WHAT YOU HAVE TO DO: Gather from the listing below each line that includes the word "Імпорт", and copy it.

INFORMATION:
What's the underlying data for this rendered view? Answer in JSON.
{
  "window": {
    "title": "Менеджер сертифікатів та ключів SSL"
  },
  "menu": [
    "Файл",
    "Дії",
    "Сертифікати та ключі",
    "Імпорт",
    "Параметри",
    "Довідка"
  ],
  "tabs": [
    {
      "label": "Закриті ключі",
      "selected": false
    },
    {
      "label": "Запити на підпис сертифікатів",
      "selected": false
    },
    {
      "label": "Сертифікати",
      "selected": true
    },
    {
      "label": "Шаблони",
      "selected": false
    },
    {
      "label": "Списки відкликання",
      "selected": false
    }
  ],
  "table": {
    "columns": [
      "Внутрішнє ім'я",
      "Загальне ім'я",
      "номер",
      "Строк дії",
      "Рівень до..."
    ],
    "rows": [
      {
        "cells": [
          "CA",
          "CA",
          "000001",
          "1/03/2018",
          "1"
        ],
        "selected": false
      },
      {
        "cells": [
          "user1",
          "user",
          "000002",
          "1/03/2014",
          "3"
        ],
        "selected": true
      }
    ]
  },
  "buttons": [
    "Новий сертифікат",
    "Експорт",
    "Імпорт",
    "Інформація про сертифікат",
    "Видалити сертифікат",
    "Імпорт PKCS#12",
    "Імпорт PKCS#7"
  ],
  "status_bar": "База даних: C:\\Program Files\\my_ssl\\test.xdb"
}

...

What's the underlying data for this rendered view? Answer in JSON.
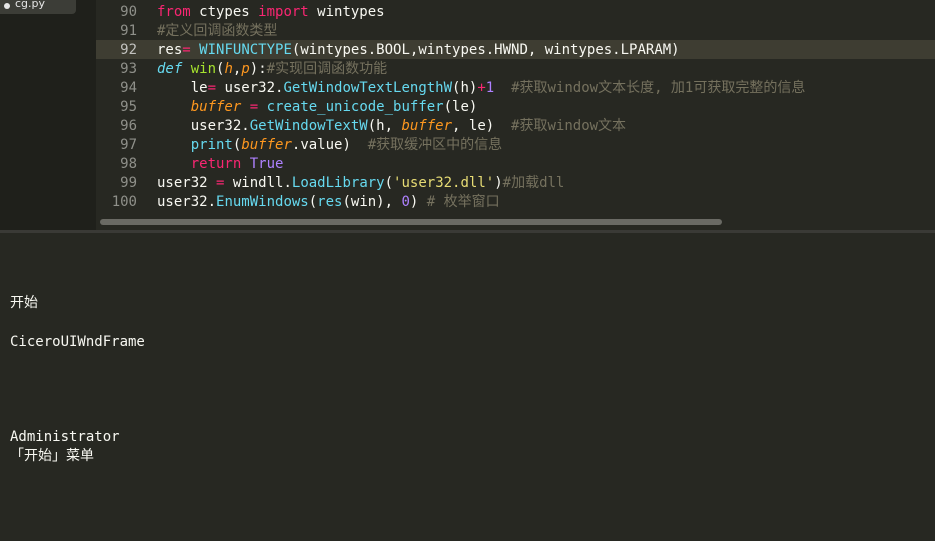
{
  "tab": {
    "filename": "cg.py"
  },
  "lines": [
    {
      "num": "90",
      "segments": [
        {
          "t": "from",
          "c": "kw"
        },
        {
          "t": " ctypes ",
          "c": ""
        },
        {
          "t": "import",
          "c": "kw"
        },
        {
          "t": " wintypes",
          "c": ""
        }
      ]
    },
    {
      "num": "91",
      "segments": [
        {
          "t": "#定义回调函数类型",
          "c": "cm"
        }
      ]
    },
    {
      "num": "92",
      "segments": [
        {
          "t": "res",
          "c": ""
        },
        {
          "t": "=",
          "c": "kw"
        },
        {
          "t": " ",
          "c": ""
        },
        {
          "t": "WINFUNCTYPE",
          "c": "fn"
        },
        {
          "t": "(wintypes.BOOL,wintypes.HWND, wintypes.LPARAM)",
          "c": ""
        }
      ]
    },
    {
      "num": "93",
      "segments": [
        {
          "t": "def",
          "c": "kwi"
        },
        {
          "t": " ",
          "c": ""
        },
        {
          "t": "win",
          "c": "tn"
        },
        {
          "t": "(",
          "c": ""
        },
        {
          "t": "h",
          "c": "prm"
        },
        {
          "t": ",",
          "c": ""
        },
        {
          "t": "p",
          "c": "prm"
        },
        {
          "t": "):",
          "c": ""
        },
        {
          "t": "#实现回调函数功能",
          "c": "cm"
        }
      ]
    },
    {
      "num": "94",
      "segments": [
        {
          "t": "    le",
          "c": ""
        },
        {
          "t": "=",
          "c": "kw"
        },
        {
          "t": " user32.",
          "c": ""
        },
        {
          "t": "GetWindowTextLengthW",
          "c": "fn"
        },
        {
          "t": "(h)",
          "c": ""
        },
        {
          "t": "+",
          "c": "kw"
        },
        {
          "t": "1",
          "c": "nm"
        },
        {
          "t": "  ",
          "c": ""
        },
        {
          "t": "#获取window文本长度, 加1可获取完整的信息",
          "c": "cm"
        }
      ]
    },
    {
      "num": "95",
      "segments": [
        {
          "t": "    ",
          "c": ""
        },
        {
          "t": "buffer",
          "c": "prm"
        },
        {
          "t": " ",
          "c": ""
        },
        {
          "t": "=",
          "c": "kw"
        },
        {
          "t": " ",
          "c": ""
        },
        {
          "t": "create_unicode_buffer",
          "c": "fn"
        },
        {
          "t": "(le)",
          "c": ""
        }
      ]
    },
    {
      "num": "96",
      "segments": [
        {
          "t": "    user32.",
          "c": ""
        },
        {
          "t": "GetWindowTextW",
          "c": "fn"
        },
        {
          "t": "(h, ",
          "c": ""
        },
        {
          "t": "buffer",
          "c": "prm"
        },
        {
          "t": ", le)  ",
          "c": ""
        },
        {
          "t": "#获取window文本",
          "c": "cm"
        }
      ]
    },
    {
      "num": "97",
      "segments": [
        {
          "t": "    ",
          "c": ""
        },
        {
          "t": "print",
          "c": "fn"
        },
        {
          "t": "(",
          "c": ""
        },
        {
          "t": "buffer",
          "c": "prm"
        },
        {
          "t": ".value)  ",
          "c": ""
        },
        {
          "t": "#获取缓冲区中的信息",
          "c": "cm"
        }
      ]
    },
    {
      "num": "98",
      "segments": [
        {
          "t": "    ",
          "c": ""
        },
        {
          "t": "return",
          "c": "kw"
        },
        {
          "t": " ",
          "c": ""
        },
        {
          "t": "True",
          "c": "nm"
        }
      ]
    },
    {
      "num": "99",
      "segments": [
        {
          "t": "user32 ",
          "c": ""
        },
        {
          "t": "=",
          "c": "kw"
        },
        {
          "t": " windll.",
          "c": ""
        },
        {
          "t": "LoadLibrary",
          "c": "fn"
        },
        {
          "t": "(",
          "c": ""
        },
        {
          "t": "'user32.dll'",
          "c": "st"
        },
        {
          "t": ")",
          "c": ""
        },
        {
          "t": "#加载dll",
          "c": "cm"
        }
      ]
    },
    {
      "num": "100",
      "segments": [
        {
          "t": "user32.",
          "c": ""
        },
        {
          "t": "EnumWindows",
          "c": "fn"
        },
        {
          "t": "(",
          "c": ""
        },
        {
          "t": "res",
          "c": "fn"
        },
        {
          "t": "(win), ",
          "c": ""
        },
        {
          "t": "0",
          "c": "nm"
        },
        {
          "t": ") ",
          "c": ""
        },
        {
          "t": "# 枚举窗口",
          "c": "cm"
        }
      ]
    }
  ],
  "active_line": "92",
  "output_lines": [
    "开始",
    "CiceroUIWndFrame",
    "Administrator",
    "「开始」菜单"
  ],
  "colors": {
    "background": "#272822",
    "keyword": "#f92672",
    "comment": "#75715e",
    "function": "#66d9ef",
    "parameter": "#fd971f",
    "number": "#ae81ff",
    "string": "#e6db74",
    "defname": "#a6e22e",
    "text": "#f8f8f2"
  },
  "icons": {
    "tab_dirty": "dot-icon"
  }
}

SOLUTION TO THE EXERCISE:
    "Імпорт",
    "Імпорт",
    "Імпорт PKCS#12",
    "Імпорт PKCS#7"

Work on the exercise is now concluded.